• _Working data_
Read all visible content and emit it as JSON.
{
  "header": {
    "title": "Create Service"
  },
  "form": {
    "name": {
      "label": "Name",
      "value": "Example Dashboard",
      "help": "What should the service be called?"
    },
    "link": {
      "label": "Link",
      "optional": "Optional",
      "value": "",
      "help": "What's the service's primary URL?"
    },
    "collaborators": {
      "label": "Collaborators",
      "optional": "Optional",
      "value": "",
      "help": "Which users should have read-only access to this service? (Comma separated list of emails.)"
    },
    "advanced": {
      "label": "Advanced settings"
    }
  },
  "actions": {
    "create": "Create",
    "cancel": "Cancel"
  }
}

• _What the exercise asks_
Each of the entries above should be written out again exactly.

• _Your response_
Read all visible content and emit it as JSON.
{
  "header": {
    "title": "Create Service"
  },
  "form": {
    "name": {
      "label": "Name",
      "value": "Example Dashboard",
      "help": "What should the service be called?"
    },
    "link": {
      "label": "Link",
      "optional": "Optional",
      "value": "",
      "help": "What's the service's primary URL?"
    },
    "collaborators": {
      "label": "Collaborators",
      "optional": "Optional",
      "value": "",
      "help": "Which users should have read-only access to this service? (Comma separated list of emails.)"
    },
    "advanced": {
      "label": "Advanced settings"
    }
  },
  "actions": {
    "create": "Create",
    "cancel": "Cancel"
  }
}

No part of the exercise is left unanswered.